------ SOURCE DATA

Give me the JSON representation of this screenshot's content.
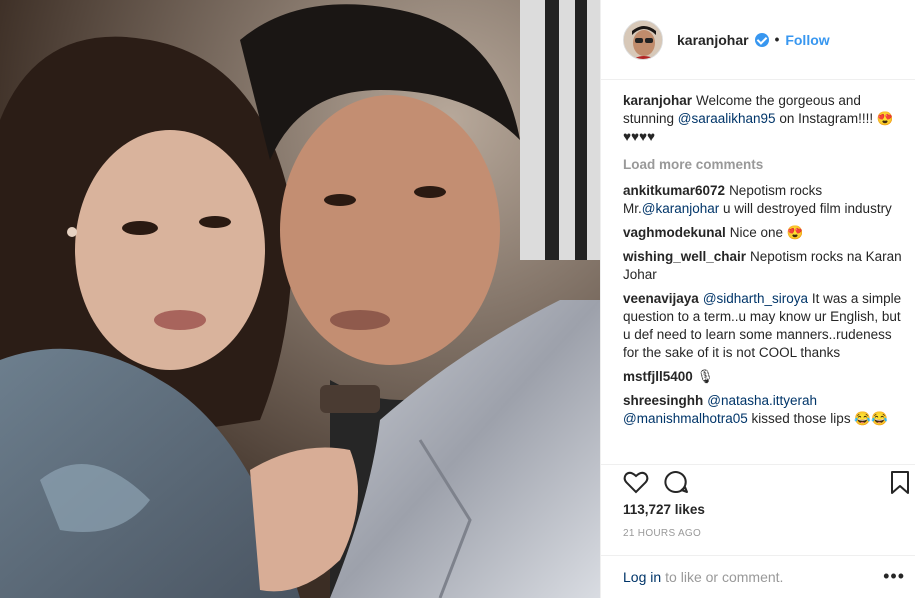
{
  "post": {
    "author": "karanjohar",
    "follow_label": "Follow",
    "dot": "•",
    "caption": {
      "user": "karanjohar",
      "text_before": "Welcome the gorgeous and stunning ",
      "mention": "@saraalikhan95",
      "text_after": " on Instagram!!!! 😍♥♥♥♥"
    },
    "load_more": "Load more comments",
    "comments": [
      {
        "user": "ankitkumar6072",
        "pre": "Nepotism rocks Mr.",
        "mention": "@karanjohar",
        "post": " u will destroyed film industry"
      },
      {
        "user": "vaghmodekunal",
        "pre": "Nice one 😍",
        "mention": "",
        "post": ""
      },
      {
        "user": "wishing_well_chair",
        "pre": "Nepotism rocks na Karan Johar",
        "mention": "",
        "post": ""
      },
      {
        "user": "veenavijaya",
        "pre": "",
        "mention": "@sidharth_siroya",
        "post": " It was a simple question to a term..u may know ur English, but u def need to learn some manners..rudeness for the sake of it is not COOL thanks"
      },
      {
        "user": "mstfjll5400",
        "pre": "🎙",
        "mention": "",
        "post": ""
      },
      {
        "user": "shreesinghh",
        "pre": "",
        "mention": "@natasha.ittyerah @manishmalhotra05",
        "post": " kissed those lips 😂😂"
      }
    ],
    "likes": "113,727 likes",
    "timestamp": "21 HOURS AGO",
    "login_label": "Log in",
    "login_suffix": "to like or comment.",
    "more_label": "•••"
  },
  "colors": {
    "accent": "#3897f0",
    "mention": "#003569",
    "muted": "#999999",
    "border": "#efefef"
  },
  "icons": [
    "verified-badge-icon",
    "heart-icon",
    "comment-icon",
    "bookmark-icon",
    "more-options-icon"
  ]
}
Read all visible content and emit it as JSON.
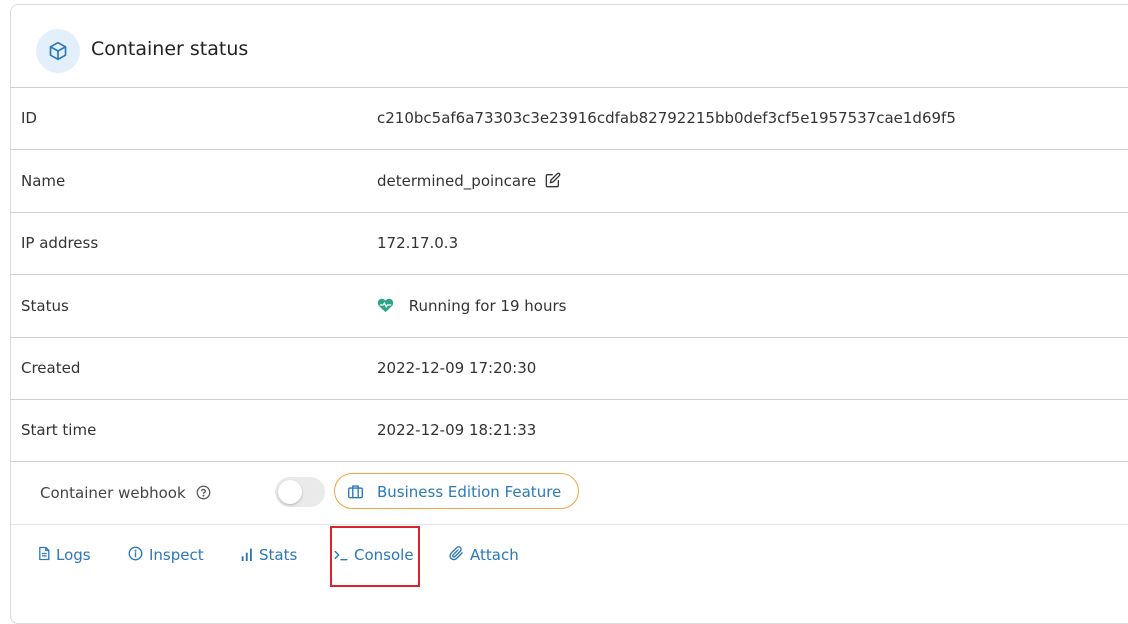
{
  "header": {
    "title": "Container status",
    "icon": "cube-icon",
    "icon_bg": "#e3f0fb",
    "icon_color": "#2b77b8"
  },
  "details": {
    "id": {
      "label": "ID",
      "value": "c210bc5af6a73303c3e23916cdfab82792215bb0def3cf5e1957537cae1d69f5"
    },
    "name": {
      "label": "Name",
      "value": "determined_poincare",
      "edit_icon": "edit-icon"
    },
    "ip": {
      "label": "IP address",
      "value": "172.17.0.3"
    },
    "status": {
      "label": "Status",
      "value": "Running for 19 hours",
      "icon": "heartbeat-icon",
      "color": "#2aa58a"
    },
    "created": {
      "label": "Created",
      "value": "2022-12-09 17:20:30"
    },
    "start_time": {
      "label": "Start time",
      "value": "2022-12-09 18:21:33"
    }
  },
  "webhook": {
    "label": "Container webhook",
    "help_icon": "help-circle-icon",
    "toggle_enabled": false,
    "badge_label": "Business Edition Feature",
    "badge_icon": "briefcase-icon",
    "badge_border_color": "#f0a443"
  },
  "actions": [
    {
      "label": "Logs",
      "icon": "file-text-icon"
    },
    {
      "label": "Inspect",
      "icon": "info-circle-icon"
    },
    {
      "label": "Stats",
      "icon": "bar-chart-icon"
    },
    {
      "label": "Console",
      "icon": "terminal-icon",
      "highlighted": true
    },
    {
      "label": "Attach",
      "icon": "paperclip-icon"
    }
  ],
  "colors": {
    "link": "#2b77b8",
    "highlight": "#d9232e"
  }
}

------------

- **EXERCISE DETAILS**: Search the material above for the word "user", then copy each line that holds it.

- **RESPONSE TO THE EXERCISE**:
      "user": "karanjohar",
        "user": "ankitkumar6072",
        "user": "vaghmodekunal",
        "user": "wishing_well_chair",
        "user": "veenavijaya",
        "user": "mstfjll5400",
        "user": "shreesinghh",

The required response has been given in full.